All posts filed under: Paris

Better Know a French…WOMAN!

I’ve been trying to regularly contribute to Better Know a Frenchman, my series about the people behind the names on streets signs and buildings all across France. Shortly after I started the series, I found out about a feminist movement to put more WOMEN’S names in those places of honor. FémiCité is a project by the group Osez le féminisme ! (roughly, Dare to be Feminist!)*. According to their website, out of 63,500 streets in all of France, 20,000 are named for men while only 1,270 bear the name of a woman! 1,270! That is barely 2%! Or as they say, “That’s 2% of streets dedicated to half of humanity.” They also note that of the 302 metro stations in Paris’ extensive system, only three bear women’s names. And of those three, there is a single station where that woman does not share the name with a man! (Interestingly, one of the most recently built tram lines has 9 stations with women’s names, among them Rosa Parks and Ella Fitzgerald.) The problem here is obvious. The names we …

Smell the Roses

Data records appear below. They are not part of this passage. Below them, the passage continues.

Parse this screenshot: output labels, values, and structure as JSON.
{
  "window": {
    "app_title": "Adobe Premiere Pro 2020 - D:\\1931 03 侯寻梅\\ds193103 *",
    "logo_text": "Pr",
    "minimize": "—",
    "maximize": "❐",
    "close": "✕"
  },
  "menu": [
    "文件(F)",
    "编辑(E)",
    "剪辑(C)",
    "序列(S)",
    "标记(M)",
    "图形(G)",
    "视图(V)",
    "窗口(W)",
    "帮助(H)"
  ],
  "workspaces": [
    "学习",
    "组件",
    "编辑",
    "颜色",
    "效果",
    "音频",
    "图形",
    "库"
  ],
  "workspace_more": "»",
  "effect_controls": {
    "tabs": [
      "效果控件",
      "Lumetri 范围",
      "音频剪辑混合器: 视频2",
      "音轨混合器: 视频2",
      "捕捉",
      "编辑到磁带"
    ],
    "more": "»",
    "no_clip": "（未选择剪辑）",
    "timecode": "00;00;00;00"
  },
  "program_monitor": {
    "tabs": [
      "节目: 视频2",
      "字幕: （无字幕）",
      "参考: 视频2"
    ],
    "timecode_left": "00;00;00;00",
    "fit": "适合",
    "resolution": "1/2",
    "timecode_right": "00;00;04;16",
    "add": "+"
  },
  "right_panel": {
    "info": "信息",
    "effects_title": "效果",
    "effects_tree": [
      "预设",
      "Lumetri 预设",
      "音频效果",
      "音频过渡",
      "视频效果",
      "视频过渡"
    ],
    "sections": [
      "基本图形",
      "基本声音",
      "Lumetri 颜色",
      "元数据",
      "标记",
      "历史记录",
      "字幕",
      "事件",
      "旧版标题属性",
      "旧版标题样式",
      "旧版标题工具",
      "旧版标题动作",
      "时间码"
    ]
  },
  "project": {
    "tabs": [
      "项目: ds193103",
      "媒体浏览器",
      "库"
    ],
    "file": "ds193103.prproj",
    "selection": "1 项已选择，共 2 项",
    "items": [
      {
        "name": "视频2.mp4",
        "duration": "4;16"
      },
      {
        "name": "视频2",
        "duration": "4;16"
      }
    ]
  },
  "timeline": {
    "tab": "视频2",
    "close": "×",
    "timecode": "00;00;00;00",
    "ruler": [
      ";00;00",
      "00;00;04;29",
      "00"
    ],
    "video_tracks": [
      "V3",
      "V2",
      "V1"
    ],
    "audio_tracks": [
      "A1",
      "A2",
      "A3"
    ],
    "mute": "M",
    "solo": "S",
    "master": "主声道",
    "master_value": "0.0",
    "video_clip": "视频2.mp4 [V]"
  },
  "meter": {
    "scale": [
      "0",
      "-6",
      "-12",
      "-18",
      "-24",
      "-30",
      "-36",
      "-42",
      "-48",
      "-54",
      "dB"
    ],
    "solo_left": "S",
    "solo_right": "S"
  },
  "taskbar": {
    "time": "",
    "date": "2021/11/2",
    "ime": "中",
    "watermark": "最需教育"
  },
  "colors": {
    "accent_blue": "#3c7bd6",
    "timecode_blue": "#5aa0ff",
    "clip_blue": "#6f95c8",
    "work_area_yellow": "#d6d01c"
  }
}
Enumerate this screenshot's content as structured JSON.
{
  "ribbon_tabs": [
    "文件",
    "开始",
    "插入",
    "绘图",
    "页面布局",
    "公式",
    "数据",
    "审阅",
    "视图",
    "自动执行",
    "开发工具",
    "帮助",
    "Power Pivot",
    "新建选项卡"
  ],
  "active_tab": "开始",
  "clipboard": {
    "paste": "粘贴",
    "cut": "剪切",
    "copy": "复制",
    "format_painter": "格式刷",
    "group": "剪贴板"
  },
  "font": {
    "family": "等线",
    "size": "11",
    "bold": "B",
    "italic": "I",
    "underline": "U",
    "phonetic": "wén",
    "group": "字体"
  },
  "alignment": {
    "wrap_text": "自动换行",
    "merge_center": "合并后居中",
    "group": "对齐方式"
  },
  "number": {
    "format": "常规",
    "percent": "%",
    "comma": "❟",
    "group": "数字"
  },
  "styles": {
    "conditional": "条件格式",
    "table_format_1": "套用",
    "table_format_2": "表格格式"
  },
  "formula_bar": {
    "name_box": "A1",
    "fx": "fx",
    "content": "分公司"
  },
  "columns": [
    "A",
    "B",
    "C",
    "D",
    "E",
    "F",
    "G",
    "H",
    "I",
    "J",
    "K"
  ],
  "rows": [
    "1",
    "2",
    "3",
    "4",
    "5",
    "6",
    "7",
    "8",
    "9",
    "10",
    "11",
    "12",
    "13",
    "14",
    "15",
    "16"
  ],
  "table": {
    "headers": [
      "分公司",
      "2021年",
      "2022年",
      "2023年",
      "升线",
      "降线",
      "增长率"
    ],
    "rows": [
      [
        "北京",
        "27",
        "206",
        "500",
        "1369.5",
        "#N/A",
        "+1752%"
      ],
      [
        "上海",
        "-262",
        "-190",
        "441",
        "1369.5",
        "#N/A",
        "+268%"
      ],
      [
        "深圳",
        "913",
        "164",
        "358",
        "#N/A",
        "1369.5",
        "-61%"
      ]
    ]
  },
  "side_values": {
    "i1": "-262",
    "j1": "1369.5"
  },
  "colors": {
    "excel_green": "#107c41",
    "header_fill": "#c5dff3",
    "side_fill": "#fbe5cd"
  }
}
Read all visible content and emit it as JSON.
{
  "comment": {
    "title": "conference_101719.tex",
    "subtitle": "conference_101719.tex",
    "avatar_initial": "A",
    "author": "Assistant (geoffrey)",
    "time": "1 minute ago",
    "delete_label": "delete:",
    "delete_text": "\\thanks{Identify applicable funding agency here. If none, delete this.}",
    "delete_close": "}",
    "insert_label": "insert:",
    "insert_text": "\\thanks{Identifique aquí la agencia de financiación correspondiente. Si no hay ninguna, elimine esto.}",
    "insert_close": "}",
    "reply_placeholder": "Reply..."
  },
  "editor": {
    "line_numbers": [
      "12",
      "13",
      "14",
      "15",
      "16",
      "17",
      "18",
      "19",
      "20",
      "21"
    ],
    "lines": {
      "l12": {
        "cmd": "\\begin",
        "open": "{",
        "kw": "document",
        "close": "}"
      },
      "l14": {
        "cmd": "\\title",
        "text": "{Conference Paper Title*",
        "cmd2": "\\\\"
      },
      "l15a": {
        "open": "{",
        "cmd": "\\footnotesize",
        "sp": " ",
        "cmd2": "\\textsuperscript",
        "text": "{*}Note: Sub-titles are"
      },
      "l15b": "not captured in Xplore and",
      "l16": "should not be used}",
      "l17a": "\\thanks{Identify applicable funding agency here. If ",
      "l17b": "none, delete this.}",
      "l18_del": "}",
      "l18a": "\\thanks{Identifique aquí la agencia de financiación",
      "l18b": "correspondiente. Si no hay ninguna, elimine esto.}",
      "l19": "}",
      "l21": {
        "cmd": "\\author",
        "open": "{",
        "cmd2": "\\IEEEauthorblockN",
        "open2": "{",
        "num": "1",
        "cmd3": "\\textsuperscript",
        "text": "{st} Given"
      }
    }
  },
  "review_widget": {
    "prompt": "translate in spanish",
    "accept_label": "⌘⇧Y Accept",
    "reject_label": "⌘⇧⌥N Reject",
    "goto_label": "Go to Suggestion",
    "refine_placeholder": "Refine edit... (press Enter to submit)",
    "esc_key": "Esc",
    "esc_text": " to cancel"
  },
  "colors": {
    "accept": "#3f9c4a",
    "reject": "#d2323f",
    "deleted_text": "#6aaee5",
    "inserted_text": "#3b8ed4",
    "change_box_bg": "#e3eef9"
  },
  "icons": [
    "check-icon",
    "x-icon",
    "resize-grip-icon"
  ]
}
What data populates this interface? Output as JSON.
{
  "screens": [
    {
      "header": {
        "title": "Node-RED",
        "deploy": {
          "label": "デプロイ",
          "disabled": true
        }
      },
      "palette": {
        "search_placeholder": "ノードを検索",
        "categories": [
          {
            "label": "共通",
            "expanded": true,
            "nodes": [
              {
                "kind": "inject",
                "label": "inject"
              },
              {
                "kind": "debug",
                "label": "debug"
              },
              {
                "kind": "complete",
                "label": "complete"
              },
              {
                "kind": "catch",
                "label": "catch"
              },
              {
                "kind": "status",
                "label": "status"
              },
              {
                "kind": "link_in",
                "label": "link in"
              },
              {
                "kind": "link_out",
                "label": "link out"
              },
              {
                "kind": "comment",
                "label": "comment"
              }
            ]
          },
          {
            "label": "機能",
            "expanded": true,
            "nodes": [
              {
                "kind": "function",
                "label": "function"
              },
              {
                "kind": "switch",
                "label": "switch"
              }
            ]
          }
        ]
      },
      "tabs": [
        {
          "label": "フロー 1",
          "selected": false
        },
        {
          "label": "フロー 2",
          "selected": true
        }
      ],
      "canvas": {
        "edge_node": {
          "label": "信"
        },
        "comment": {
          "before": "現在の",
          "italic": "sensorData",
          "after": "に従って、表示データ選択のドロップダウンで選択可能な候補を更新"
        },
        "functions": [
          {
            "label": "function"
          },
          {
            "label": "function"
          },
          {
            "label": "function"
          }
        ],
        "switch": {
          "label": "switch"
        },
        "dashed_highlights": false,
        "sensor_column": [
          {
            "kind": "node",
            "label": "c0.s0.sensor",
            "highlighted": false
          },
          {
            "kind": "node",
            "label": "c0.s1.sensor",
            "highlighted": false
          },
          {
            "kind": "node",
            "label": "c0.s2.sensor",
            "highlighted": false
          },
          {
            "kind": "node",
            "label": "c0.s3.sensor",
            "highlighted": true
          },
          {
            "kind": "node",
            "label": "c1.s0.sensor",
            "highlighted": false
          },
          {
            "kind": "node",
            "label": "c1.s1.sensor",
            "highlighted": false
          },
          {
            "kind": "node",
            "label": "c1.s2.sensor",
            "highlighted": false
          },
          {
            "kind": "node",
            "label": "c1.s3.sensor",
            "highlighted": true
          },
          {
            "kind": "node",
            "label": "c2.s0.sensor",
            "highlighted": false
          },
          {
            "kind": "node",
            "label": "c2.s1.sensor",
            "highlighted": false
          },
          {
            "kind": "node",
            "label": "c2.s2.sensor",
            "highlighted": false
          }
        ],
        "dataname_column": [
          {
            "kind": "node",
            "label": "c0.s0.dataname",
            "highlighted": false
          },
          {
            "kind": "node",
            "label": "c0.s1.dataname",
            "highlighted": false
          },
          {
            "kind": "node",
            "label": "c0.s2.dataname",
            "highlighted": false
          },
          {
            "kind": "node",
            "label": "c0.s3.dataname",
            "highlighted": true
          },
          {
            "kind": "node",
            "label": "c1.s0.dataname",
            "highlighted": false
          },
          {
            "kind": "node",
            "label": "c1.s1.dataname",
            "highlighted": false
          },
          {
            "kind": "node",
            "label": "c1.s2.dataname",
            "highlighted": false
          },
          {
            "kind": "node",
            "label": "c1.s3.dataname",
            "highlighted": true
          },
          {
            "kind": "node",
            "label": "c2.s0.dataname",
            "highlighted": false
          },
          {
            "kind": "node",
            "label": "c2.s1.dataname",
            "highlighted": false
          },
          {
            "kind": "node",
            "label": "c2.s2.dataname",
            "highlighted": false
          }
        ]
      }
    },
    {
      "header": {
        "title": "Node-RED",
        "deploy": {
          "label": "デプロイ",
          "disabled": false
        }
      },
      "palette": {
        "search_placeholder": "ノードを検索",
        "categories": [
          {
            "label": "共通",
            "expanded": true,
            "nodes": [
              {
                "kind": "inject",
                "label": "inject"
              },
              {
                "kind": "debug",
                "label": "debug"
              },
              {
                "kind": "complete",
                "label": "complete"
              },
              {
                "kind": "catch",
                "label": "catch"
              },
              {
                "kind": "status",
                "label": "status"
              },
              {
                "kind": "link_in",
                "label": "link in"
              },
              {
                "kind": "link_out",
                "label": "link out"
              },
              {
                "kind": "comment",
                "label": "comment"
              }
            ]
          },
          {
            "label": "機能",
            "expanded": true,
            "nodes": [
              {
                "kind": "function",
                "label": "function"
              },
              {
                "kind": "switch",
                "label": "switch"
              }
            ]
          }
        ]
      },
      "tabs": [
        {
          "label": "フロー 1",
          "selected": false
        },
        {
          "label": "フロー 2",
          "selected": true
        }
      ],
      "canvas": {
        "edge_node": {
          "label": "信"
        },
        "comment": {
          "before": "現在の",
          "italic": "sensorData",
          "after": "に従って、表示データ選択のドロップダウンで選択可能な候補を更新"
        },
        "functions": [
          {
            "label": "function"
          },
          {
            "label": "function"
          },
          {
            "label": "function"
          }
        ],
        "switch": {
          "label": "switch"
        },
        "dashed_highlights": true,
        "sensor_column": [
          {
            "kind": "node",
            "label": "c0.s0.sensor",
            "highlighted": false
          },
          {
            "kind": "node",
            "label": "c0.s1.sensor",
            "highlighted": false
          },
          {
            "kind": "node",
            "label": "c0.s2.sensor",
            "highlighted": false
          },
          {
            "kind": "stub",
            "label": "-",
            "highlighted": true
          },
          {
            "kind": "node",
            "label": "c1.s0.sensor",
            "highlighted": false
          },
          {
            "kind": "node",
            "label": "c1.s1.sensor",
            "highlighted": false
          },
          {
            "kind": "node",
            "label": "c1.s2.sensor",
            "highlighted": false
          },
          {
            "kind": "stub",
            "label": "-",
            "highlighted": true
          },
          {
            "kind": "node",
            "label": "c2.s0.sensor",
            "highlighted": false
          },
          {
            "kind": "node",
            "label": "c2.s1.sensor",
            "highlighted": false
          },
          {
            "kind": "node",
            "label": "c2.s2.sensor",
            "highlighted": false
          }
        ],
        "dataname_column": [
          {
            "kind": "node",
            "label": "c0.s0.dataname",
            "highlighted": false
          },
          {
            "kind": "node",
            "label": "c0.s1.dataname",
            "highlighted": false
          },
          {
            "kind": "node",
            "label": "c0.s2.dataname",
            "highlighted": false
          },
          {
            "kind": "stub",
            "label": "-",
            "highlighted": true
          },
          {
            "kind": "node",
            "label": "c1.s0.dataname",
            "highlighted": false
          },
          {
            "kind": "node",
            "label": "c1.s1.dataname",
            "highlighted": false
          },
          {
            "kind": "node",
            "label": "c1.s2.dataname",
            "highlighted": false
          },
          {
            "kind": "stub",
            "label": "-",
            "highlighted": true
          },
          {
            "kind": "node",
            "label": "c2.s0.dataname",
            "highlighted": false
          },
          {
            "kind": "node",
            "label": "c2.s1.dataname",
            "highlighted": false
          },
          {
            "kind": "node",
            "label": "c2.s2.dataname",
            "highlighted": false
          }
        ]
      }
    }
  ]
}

In dark times, sometimes we just need to be surrounded by flowers. Being fall, it’s not so easy to find many flowers in nature, so I thought it would be a perfect day to throw way way back to a beautiful and flower-filled place I visited back in 2013, when I interned in Paris. Then, I saw from the Chicago Art Institute that yesterday was Claude Monet’s birthday, and I knew my idea was meant to be. In June 2013, some friends and I took a day trip out to Giverny, famous for the residence and gardens of renowned impressionist  Claude Monet. The village is about 80km west of Paris. To get there, we had to take the train to a slightly larger town called Vernon and then a shuttle bus to Giverny. I remember that we all had major issues purchasing our tickets, because the machines in Gare St Lazare only accepted cards with the little chips. We were so afraid of missing the train that we dared not wait in the long line at the ticket …

Courage, Paris 💔💙

I was planning to write something fun and light-hearted tonight, maybe about some high points of my week, or another random story from my life, but I’m just so sad and in shock. Paris tonight suffered one of the scariest and most unprecedented coordinated terrorist attacks in recent memory. The death toll continues to rise, though the terror seems to be over for the night, thankfully. Social media has been both a comfort and an annoyance tonight…The cynic in me is frustrated by all the surface-level “solidarity” posts, which ring somewhat meaningless in the wake of such devastation. The misanthrope in me rolled her eyes at every person who tried to break the news to me, as if I hadn’t gotten it from French newspapers 2 hours earlier (she’s also a little bit snobby). But the humanitarian in me shushed those other guys down and was exceedingly thankful to have a direct line of communication to my people in France and all over the world. I am heartened to see strangers opening their homes to those who …

Même pas peur

Full disclosure*: I started writing this post over a week ago. I have been reading and talking and muddling through these pretty complicated issues and though I’m not sure my marinating thoughts are going to come out perfectly cooked here, at least I can share them with you in all their unseasoned glory. France was thrown into turmoil when, on a Wednesday afternoon, two gunmen attacked the Paris offices of Charlie Hebdo, a scathingly satirical weekly that frequently criticized…well, everything and everyone, but especially organized religion. The attack and subsequent manhunt resulted in two separate hostage situations, ultimately leaving 20 dead, including the two French-Algerian brothers who orchestrated the attack. It is the most deadly attack to occur on French soil in at least 50 years. I come from a country that is (unfortunately) no stranger to gun violence; where it happens so frequently that we are all but desensitized to its tragedy. But on that Wednesday afternoon, 500km away from Paris, the New York Times alert on my phone still stopped me in my tracks. One of …